- [Your objective]:
This exercise asks for the records to be retyped exactly as they read.
Segment Start: Data listing
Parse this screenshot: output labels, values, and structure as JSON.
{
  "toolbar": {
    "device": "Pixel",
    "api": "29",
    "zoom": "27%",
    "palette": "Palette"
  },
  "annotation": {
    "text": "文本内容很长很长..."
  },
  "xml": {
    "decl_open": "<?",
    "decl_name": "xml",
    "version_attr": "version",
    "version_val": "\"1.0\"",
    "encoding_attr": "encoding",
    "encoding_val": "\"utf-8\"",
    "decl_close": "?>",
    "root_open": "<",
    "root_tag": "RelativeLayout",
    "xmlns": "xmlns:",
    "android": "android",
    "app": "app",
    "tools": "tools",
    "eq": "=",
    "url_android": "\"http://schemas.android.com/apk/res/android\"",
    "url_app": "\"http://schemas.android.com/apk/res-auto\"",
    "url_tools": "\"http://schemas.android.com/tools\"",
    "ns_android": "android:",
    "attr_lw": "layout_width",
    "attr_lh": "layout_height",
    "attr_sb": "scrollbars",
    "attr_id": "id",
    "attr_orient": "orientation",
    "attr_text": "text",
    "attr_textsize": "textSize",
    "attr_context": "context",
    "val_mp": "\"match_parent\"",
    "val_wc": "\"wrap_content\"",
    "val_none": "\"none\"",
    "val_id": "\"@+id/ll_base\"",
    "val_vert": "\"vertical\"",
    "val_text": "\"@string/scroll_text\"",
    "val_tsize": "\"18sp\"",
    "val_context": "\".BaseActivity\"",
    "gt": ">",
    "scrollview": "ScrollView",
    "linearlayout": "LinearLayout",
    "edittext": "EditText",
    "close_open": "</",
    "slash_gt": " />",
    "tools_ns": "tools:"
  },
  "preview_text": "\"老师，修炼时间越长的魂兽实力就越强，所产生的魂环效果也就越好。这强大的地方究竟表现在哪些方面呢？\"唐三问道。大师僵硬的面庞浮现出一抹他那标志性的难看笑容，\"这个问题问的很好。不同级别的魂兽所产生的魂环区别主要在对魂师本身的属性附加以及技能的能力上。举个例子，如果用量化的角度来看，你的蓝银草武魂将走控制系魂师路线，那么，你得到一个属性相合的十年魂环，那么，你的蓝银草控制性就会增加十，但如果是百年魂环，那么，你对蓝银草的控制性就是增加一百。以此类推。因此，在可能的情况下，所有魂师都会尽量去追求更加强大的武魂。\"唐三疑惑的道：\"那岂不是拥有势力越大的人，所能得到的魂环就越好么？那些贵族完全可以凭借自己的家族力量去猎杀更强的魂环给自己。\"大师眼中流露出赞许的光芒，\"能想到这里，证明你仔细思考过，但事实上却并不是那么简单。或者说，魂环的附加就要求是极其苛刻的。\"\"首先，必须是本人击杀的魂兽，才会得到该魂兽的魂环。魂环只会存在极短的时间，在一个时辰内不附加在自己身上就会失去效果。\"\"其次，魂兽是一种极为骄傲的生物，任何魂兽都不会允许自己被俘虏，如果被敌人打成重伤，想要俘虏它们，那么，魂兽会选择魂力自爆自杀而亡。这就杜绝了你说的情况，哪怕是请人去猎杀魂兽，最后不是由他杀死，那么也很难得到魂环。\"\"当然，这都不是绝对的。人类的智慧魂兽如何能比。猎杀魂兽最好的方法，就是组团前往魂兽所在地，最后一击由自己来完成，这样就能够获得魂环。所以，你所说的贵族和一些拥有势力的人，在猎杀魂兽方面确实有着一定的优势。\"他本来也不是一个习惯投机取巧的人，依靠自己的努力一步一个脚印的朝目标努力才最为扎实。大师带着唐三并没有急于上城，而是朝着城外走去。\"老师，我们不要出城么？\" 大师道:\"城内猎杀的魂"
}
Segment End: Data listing
- [Exercise answer]:
Parse this screenshot: output labels, values, and structure as JSON.
{
  "toolbar": {
    "device": "Pixel",
    "api": "29",
    "zoom": "27%",
    "palette": "Palette"
  },
  "annotation": {
    "text": "文本内容很长很长..."
  },
  "xml": {
    "decl_open": "<?",
    "decl_name": "xml",
    "version_attr": "version",
    "version_val": "\"1.0\"",
    "encoding_attr": "encoding",
    "encoding_val": "\"utf-8\"",
    "decl_close": "?>",
    "root_open": "<",
    "root_tag": "RelativeLayout",
    "xmlns": "xmlns:",
    "android": "android",
    "app": "app",
    "tools": "tools",
    "eq": "=",
    "url_android": "\"http://schemas.android.com/apk/res/android\"",
    "url_app": "\"http://schemas.android.com/apk/res-auto\"",
    "url_tools": "\"http://schemas.android.com/tools\"",
    "ns_android": "android:",
    "attr_lw": "layout_width",
    "attr_lh": "layout_height",
    "attr_sb": "scrollbars",
    "attr_id": "id",
    "attr_orient": "orientation",
    "attr_text": "text",
    "attr_textsize": "textSize",
    "attr_context": "context",
    "val_mp": "\"match_parent\"",
    "val_wc": "\"wrap_content\"",
    "val_none": "\"none\"",
    "val_id": "\"@+id/ll_base\"",
    "val_vert": "\"vertical\"",
    "val_text": "\"@string/scroll_text\"",
    "val_tsize": "\"18sp\"",
    "val_context": "\".BaseActivity\"",
    "gt": ">",
    "scrollview": "ScrollView",
    "linearlayout": "LinearLayout",
    "edittext": "EditText",
    "close_open": "</",
    "slash_gt": " />",
    "tools_ns": "tools:"
  },
  "preview_text": "\"老师，修炼时间越长的魂兽实力就越强，所产生的魂环效果也就越好。这强大的地方究竟表现在哪些方面呢？\"唐三问道。大师僵硬的面庞浮现出一抹他那标志性的难看笑容，\"这个问题问的很好。不同级别的魂兽所产生的魂环区别主要在对魂师本身的属性附加以及技能的能力上。举个例子，如果用量化的角度来看，你的蓝银草武魂将走控制系魂师路线，那么，你得到一个属性相合的十年魂环，那么，你的蓝银草控制性就会增加十，但如果是百年魂环，那么，你对蓝银草的控制性就是增加一百。以此类推。因此，在可能的情况下，所有魂师都会尽量去追求更加强大的武魂。\"唐三疑惑的道：\"那岂不是拥有势力越大的人，所能得到的魂环就越好么？那些贵族完全可以凭借自己的家族力量去猎杀更强的魂环给自己。\"大师眼中流露出赞许的光芒，\"能想到这里，证明你仔细思考过，但事实上却并不是那么简单。或者说，魂环的附加就要求是极其苛刻的。\"\"首先，必须是本人击杀的魂兽，才会得到该魂兽的魂环。魂环只会存在极短的时间，在一个时辰内不附加在自己身上就会失去效果。\"\"其次，魂兽是一种极为骄傲的生物，任何魂兽都不会允许自己被俘虏，如果被敌人打成重伤，想要俘虏它们，那么，魂兽会选择魂力自爆自杀而亡。这就杜绝了你说的情况，哪怕是请人去猎杀魂兽，最后不是由他杀死，那么也很难得到魂环。\"\"当然，这都不是绝对的。人类的智慧魂兽如何能比。猎杀魂兽最好的方法，就是组团前往魂兽所在地，最后一击由自己来完成，这样就能够获得魂环。所以，你所说的贵族和一些拥有势力的人，在猎杀魂兽方面确实有着一定的优势。\"他本来也不是一个习惯投机取巧的人，依靠自己的努力一步一个脚印的朝目标努力才最为扎实。大师带着唐三并没有急于上城，而是朝着城外走去。\"老师，我们不要出城么？\" 大师道:\"城内猎杀的魂"
}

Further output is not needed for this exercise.